## YOUR INSTRUCTIONS
Reproduce the whole listing exactly.

BEGIN PROVIDED DATA

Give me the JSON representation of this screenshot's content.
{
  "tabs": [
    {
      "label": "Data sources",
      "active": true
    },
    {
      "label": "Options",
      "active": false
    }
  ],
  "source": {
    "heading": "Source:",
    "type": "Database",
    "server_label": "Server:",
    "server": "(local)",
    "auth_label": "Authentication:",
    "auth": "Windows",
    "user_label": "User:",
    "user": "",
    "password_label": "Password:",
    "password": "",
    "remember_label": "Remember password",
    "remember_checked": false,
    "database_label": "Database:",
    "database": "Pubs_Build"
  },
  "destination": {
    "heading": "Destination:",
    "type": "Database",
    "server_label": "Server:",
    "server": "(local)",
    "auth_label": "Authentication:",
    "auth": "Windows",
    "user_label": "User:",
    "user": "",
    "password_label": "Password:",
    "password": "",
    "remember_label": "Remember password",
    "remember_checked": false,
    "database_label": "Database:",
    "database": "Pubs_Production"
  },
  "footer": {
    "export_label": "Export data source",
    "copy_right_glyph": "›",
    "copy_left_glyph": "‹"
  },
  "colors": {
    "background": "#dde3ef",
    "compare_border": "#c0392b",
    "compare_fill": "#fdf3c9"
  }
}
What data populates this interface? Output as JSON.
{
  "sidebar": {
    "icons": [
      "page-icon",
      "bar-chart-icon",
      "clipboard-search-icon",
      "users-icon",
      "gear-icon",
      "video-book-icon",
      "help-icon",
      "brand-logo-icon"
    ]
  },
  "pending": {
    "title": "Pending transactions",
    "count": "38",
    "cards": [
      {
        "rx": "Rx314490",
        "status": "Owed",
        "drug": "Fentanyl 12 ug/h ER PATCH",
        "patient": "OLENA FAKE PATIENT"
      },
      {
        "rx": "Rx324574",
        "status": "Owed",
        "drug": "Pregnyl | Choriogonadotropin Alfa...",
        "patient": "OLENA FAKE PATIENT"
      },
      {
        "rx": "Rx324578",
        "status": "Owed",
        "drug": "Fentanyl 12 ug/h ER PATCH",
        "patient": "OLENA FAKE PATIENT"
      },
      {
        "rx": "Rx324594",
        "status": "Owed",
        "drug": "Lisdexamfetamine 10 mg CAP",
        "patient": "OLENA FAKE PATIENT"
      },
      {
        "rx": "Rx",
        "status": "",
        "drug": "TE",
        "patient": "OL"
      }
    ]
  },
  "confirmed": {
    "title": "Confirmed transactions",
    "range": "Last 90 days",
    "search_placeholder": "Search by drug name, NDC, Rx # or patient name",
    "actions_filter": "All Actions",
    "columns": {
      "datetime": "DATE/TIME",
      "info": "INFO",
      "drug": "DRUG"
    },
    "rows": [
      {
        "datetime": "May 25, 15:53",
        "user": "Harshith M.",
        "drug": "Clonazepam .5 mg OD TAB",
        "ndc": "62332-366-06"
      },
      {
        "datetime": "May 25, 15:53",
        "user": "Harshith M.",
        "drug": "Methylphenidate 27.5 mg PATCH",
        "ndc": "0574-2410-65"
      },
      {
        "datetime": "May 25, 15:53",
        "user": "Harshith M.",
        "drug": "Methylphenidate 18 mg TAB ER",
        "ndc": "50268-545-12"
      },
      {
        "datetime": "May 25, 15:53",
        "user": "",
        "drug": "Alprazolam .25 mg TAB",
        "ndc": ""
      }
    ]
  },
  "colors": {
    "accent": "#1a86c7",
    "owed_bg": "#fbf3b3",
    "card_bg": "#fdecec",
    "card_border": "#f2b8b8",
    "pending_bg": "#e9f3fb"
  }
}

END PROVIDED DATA

## YOUR RESPONSE
Give me the JSON representation of this screenshot's content.
{
  "tabs": [
    {
      "label": "Data sources",
      "active": true
    },
    {
      "label": "Options",
      "active": false
    }
  ],
  "source": {
    "heading": "Source:",
    "type": "Database",
    "server_label": "Server:",
    "server": "(local)",
    "auth_label": "Authentication:",
    "auth": "Windows",
    "user_label": "User:",
    "user": "",
    "password_label": "Password:",
    "password": "",
    "remember_label": "Remember password",
    "remember_checked": false,
    "database_label": "Database:",
    "database": "Pubs_Build"
  },
  "destination": {
    "heading": "Destination:",
    "type": "Database",
    "server_label": "Server:",
    "server": "(local)",
    "auth_label": "Authentication:",
    "auth": "Windows",
    "user_label": "User:",
    "user": "",
    "password_label": "Password:",
    "password": "",
    "remember_label": "Remember password",
    "remember_checked": false,
    "database_label": "Database:",
    "database": "Pubs_Production"
  },
  "footer": {
    "export_label": "Export data source",
    "copy_right_glyph": "›",
    "copy_left_glyph": "‹"
  },
  "colors": {
    "background": "#dde3ef",
    "compare_border": "#c0392b",
    "compare_fill": "#fdf3c9"
  }
}
What data populates this interface? Output as JSON.
{
  "sidebar": {
    "icons": [
      "page-icon",
      "bar-chart-icon",
      "clipboard-search-icon",
      "users-icon",
      "gear-icon",
      "video-book-icon",
      "help-icon",
      "brand-logo-icon"
    ]
  },
  "pending": {
    "title": "Pending transactions",
    "count": "38",
    "cards": [
      {
        "rx": "Rx314490",
        "status": "Owed",
        "drug": "Fentanyl 12 ug/h ER PATCH",
        "patient": "OLENA FAKE PATIENT"
      },
      {
        "rx": "Rx324574",
        "status": "Owed",
        "drug": "Pregnyl | Choriogonadotropin Alfa...",
        "patient": "OLENA FAKE PATIENT"
      },
      {
        "rx": "Rx324578",
        "status": "Owed",
        "drug": "Fentanyl 12 ug/h ER PATCH",
        "patient": "OLENA FAKE PATIENT"
      },
      {
        "rx": "Rx324594",
        "status": "Owed",
        "drug": "Lisdexamfetamine 10 mg CAP",
        "patient": "OLENA FAKE PATIENT"
      },
      {
        "rx": "Rx",
        "status": "",
        "drug": "TE",
        "patient": "OL"
      }
    ]
  },
  "confirmed": {
    "title": "Confirmed transactions",
    "range": "Last 90 days",
    "search_placeholder": "Search by drug name, NDC, Rx # or patient name",
    "actions_filter": "All Actions",
    "columns": {
      "datetime": "DATE/TIME",
      "info": "INFO",
      "drug": "DRUG"
    },
    "rows": [
      {
        "datetime": "May 25, 15:53",
        "user": "Harshith M.",
        "drug": "Clonazepam .5 mg OD TAB",
        "ndc": "62332-366-06"
      },
      {
        "datetime": "May 25, 15:53",
        "user": "Harshith M.",
        "drug": "Methylphenidate 27.5 mg PATCH",
        "ndc": "0574-2410-65"
      },
      {
        "datetime": "May 25, 15:53",
        "user": "Harshith M.",
        "drug": "Methylphenidate 18 mg TAB ER",
        "ndc": "50268-545-12"
      },
      {
        "datetime": "May 25, 15:53",
        "user": "",
        "drug": "Alprazolam .25 mg TAB",
        "ndc": ""
      }
    ]
  },
  "colors": {
    "accent": "#1a86c7",
    "owed_bg": "#fbf3b3",
    "card_bg": "#fdecec",
    "card_border": "#f2b8b8",
    "pending_bg": "#e9f3fb"
  }
}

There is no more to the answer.